= DATA FOR ANALYSIS =
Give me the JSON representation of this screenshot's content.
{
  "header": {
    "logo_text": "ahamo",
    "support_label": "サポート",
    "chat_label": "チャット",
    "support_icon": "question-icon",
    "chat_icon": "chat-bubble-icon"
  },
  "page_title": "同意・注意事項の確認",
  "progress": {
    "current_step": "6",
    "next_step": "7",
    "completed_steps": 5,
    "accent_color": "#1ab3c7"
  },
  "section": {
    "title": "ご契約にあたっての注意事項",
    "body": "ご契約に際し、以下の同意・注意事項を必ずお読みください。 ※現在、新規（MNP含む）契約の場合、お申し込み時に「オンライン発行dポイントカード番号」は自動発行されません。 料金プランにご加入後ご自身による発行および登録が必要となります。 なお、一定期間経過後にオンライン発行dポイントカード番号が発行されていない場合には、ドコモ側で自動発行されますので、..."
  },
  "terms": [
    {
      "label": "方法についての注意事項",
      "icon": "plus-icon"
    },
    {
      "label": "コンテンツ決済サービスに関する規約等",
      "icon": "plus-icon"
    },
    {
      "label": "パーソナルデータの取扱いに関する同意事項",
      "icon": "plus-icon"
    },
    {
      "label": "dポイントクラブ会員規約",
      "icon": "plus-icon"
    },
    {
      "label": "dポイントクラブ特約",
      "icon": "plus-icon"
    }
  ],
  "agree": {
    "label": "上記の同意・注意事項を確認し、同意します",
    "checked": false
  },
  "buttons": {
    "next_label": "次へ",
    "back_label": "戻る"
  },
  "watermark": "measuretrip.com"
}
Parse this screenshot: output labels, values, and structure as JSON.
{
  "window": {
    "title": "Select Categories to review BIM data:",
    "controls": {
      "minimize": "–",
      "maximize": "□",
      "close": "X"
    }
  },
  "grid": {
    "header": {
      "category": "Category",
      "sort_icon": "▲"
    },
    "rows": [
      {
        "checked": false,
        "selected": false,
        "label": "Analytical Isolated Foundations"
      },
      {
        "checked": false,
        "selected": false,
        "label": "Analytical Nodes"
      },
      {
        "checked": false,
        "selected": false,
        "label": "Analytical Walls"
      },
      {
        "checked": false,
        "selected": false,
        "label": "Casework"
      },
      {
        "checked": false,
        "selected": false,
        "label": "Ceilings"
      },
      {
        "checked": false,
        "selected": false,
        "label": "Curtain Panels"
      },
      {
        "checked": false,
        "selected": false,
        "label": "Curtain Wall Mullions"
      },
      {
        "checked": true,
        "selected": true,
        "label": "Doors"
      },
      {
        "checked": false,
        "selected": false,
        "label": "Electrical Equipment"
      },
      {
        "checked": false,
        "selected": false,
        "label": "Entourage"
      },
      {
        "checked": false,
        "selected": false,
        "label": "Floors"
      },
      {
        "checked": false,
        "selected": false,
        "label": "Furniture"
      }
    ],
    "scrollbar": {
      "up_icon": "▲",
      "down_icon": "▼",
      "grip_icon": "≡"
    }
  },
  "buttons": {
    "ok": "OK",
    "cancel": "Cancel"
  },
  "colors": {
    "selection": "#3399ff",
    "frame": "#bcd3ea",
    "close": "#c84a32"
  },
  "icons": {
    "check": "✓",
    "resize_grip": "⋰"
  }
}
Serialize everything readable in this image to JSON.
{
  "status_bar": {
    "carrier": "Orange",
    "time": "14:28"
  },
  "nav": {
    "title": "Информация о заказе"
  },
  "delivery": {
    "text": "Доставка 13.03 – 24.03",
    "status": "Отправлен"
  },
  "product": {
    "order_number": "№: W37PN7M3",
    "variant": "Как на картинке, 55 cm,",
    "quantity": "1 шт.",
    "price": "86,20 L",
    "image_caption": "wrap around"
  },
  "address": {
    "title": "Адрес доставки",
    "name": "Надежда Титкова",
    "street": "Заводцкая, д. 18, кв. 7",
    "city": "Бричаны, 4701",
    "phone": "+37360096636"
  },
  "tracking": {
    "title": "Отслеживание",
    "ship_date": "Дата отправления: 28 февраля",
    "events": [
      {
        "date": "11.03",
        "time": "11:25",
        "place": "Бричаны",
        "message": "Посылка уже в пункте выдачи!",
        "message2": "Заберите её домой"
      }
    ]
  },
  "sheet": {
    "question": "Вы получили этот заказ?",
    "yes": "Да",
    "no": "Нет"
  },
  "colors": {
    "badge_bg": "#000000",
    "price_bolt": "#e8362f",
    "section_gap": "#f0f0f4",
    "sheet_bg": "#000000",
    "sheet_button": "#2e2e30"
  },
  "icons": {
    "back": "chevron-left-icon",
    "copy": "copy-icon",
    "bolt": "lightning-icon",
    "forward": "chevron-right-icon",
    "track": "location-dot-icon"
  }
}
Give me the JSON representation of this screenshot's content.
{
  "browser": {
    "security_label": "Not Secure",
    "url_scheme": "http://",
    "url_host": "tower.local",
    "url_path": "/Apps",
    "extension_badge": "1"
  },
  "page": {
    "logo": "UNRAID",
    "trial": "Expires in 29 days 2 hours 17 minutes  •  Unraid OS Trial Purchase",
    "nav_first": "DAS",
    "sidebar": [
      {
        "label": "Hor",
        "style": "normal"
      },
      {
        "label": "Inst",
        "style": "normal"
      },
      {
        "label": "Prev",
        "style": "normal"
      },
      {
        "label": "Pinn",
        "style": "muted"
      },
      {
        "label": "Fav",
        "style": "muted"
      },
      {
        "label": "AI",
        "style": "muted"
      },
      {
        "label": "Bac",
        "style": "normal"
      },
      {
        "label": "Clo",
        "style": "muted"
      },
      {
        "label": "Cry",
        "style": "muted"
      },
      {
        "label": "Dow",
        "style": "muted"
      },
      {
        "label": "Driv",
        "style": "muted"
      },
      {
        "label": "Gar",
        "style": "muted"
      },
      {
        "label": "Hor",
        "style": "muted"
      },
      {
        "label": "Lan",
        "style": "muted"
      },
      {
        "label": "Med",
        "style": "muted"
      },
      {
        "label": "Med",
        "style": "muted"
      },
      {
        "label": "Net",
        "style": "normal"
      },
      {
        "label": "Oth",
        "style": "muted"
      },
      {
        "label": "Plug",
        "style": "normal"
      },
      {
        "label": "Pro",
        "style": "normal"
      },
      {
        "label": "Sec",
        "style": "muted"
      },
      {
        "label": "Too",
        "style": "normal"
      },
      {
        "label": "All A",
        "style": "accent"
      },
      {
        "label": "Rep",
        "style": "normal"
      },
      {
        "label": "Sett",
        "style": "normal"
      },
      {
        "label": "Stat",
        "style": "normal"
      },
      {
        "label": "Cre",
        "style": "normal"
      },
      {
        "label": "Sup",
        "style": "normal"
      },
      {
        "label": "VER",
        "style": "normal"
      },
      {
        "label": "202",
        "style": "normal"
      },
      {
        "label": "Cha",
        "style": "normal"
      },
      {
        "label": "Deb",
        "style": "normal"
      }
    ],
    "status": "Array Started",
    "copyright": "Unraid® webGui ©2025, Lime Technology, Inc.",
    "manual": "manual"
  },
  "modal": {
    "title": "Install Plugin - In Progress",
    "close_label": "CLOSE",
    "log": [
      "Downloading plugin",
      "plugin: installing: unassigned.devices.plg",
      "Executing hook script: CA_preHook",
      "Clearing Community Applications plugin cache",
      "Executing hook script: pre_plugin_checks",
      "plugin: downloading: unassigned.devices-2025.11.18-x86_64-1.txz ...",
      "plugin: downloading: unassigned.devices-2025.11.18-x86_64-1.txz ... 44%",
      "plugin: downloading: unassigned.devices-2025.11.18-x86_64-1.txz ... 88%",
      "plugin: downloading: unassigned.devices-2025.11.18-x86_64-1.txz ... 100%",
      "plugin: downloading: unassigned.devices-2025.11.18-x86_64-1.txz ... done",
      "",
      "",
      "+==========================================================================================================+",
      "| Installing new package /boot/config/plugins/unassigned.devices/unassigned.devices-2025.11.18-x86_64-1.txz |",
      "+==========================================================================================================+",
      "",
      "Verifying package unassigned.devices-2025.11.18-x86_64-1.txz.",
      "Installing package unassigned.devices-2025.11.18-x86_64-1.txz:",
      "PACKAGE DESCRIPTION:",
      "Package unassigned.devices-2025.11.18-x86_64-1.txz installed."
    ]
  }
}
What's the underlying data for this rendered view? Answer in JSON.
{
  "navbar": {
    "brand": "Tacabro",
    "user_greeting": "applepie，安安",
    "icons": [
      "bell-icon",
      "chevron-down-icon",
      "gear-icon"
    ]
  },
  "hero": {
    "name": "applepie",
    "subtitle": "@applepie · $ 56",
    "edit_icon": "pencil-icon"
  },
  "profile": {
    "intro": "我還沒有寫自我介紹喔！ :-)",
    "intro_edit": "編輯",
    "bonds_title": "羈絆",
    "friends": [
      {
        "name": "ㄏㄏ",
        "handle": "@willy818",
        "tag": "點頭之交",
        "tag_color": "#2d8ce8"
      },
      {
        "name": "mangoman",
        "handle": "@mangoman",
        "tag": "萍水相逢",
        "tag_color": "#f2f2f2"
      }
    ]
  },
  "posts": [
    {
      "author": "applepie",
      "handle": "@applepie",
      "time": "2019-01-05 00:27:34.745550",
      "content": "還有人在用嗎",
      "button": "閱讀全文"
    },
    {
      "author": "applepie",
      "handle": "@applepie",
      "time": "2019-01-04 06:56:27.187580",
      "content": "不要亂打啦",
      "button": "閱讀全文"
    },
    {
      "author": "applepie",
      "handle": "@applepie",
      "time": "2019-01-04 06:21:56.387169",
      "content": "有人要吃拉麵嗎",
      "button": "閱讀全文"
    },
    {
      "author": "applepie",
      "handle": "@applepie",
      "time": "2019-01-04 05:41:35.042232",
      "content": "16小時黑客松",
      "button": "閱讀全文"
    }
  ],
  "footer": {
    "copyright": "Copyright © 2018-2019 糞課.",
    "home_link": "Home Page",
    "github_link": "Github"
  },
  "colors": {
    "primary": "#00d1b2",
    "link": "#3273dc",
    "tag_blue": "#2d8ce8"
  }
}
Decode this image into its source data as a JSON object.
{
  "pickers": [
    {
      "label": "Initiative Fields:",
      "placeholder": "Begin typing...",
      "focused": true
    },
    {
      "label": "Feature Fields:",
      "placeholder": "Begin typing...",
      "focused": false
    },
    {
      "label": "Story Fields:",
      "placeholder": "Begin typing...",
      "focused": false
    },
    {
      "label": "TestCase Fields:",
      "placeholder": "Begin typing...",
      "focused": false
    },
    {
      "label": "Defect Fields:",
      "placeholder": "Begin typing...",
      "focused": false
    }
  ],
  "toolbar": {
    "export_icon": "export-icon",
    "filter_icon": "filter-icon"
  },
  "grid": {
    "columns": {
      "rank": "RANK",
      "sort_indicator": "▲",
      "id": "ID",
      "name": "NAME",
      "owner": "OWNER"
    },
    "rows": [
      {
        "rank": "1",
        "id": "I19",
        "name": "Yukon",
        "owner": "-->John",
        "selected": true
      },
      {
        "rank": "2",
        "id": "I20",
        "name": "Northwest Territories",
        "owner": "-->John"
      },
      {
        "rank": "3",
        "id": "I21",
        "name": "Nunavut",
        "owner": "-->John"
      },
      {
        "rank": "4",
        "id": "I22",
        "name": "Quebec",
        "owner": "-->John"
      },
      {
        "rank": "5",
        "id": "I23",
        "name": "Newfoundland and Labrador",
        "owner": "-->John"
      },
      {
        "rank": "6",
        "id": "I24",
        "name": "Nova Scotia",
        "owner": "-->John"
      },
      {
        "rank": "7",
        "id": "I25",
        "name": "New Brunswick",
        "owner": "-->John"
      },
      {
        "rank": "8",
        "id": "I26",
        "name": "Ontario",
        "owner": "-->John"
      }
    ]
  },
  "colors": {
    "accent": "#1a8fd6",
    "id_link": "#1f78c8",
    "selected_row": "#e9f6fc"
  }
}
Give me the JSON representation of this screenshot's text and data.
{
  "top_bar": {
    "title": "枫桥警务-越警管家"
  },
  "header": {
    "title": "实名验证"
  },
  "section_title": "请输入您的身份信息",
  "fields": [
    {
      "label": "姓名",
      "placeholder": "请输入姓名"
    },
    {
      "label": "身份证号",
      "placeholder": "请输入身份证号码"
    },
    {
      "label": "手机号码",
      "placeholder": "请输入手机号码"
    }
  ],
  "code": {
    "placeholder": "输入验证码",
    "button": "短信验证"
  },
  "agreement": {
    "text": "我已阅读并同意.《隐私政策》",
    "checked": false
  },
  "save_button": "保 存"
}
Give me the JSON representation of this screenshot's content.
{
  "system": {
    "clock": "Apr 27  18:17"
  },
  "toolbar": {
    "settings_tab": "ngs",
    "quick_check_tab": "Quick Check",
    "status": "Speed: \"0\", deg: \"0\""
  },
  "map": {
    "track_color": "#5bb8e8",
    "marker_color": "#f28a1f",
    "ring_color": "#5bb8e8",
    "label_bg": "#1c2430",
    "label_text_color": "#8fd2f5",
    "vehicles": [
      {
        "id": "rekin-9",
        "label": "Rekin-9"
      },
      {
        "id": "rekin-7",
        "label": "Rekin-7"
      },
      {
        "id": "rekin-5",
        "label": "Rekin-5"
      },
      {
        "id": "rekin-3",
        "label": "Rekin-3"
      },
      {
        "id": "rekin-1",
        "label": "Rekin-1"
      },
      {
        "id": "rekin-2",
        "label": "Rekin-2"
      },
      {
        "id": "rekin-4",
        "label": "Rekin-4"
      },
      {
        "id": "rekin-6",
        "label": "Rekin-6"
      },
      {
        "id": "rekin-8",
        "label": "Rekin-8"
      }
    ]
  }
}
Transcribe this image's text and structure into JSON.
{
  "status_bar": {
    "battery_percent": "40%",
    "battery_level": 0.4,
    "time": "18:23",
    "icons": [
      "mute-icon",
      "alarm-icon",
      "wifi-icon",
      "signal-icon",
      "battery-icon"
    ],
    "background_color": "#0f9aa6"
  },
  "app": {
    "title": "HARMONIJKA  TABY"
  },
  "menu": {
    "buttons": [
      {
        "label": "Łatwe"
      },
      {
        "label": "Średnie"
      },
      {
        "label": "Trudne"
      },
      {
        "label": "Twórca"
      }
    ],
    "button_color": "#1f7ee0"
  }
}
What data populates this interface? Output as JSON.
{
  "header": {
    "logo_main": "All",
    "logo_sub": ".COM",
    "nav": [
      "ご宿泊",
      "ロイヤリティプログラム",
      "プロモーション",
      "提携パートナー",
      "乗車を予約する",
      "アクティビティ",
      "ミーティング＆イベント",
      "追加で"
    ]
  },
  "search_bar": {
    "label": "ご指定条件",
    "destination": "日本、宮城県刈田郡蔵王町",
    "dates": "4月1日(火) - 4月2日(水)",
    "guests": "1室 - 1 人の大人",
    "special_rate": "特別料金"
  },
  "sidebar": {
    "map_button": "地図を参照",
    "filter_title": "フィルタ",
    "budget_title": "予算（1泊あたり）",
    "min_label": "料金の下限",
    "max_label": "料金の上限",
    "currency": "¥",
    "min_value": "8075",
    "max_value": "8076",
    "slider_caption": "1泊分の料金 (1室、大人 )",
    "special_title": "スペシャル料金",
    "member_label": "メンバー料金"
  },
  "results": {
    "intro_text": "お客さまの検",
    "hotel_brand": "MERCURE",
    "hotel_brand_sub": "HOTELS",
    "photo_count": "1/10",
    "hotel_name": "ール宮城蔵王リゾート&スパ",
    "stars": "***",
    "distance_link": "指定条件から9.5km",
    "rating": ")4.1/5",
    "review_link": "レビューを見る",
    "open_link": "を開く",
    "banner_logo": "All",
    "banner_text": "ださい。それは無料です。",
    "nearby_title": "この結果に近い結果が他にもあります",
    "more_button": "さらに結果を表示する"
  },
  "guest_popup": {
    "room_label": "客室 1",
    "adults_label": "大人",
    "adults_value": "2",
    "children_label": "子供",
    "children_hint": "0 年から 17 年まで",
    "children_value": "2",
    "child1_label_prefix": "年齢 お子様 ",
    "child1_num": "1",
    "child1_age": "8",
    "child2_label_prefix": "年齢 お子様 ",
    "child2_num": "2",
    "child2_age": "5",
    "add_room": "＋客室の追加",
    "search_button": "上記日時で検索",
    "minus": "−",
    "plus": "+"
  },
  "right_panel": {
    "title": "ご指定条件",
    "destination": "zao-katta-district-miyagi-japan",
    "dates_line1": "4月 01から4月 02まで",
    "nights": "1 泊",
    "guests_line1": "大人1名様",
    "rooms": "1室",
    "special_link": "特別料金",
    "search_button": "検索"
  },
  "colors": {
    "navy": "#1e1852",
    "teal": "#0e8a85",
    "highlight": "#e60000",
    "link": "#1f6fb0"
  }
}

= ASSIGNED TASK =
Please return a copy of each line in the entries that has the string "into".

= OUTPUT OF THE TASK =
Decode this image into its source data as a JSON object.
Transcribe this image's text and structure into JSON.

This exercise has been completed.